Fran and I found a spot near a grassy area to sit down. Instead of asking him how he was doing, and thus reminding him of the gravity of the situation, I decided to fuck with him.
“Dude, what would you do if I just picked up and ran as fast as I could right now?”
“Fuck, man, I don’t know. I’d like to think I would do the same thing, but in the moment, I feel like I probably wouldn’t.”
“What about this, what about this. What if while I was running away, they both capped me in the back ten times?” Both cops were by their truck, far away enough that I was speaking with my normal voice. I even chuckled as I set up these “What if?” scenarios for Fran.
We kept shooting the shit in all kinds of ways, and by doing so, managed to not only distance ourselves from what was at stake, but got on the same page in terms of how we were feeling, without even uttering a word about feelings.
Then, Jon and the two shocked boys drove back from the ATM, bringing four fresh, five hundred peso bills back with them.
Thing is, a second patrol truck drove by while they were gone, dropping off a Sgt. Torres and then driving away. He’d been briefed on what exactly was going on by the two other cops, but decided to play dumb when our three friends showed up.
Now the funny came from the absurdity of what was happening. There’s an element of improv comedy called “The Game.” In a scene, once the improvisers figure out “The Game,” they are supposed to make it escalate more and more each time. For example, if the scene is a job interview, and “The Game” is the fact that the interviewer keeps messing with the interviewee, they have to keep finding ways to make this bigger and bigger each time. Only in comedy do situations like this keep getting bigger and bigger, because in real life, someone either uses their common sense and walks away, or the situation just finds a natural end. In our case this would’ve meant Jon coming back with two grand, us bribing the cops, and then going home with a crazy story to tell. The fact that the night kept finding ways to screw us over time and time again was what I couldn’t stop laughing at.
Knowing Fran was in on the joke with me only made it harder to hold the laughter in, kind of like two students who’ve been warned that one more laugh will get them kicked out of class.
I’ve hammered the point. Finding the funny in real life situations, good or bad, is a tool to get out of your head. You’ve heard people talk about the monkeys in your head that never stop going back and forth. This is a way to laugh at what life is throwing at you, and at what the monkeys are saying about it too.
I know there are times when shit gets too dark to laugh at (unless you’re me), but the best part about this tool is that you don’t need to let anybody know you use it if you don’t want to be judged for making light of such situations. Don’t purposefully try to get yourself into a similar situation just so you can see if this actually works, but the next time a situation like this pops up in your life, step back for a second, and try long and hard to find “The Game.”
You can stop reading now.
I’m not going to tell you how the story ended.

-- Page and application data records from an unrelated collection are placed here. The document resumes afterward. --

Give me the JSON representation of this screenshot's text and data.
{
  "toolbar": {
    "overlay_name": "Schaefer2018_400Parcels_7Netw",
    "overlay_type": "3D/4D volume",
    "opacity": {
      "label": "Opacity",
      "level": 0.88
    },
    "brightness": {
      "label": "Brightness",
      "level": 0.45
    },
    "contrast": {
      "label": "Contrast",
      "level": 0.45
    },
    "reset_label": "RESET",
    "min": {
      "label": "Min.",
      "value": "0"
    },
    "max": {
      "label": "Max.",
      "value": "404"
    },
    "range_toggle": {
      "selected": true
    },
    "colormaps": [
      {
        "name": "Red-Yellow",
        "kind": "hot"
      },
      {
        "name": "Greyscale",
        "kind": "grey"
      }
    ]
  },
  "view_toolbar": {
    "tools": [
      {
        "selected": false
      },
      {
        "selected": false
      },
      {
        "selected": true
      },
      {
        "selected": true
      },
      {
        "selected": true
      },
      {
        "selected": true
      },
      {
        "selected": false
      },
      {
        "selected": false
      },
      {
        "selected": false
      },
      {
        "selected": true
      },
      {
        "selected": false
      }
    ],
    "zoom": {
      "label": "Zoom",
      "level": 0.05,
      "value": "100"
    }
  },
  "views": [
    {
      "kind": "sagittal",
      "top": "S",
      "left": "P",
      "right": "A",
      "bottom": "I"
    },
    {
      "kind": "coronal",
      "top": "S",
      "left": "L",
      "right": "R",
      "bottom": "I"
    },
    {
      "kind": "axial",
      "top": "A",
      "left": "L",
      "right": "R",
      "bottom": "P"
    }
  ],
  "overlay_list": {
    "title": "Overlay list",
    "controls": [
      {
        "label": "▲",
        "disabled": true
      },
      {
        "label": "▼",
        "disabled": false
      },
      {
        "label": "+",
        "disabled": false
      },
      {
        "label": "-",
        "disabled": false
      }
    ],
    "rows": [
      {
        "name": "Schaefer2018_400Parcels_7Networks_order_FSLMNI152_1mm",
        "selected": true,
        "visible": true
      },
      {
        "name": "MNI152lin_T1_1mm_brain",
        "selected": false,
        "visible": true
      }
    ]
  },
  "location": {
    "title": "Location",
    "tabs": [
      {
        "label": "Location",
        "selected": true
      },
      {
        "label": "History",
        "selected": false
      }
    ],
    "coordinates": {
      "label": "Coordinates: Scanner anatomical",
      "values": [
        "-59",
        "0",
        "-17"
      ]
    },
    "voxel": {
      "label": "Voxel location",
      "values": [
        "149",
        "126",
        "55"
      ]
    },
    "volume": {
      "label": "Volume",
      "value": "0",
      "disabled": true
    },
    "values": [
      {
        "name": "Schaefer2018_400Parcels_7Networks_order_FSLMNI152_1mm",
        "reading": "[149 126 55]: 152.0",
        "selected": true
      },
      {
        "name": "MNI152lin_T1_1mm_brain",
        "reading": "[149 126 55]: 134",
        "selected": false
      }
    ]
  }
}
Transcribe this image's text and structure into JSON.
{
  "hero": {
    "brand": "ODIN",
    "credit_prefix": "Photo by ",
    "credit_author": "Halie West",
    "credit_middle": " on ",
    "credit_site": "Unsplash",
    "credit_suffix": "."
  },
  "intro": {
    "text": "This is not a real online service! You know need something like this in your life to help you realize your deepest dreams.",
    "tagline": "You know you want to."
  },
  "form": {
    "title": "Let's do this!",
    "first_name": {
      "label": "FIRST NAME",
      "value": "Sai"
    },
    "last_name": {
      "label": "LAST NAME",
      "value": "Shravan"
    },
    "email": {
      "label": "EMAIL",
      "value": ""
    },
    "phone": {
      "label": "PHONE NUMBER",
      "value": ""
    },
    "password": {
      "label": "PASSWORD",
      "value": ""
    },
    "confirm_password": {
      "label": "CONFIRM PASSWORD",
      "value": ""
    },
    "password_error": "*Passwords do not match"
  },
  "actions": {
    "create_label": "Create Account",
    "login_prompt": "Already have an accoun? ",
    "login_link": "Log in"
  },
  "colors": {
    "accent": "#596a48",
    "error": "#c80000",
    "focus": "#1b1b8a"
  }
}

Just close the window and find something else to do.
Why are you still here?
Jon had to take another twenty-five hundred pesos out, and we had to take a picture by the car with Alex holding the weed for evidence. But we went home after that.
Jeez, you just had to stick around, didn’t you?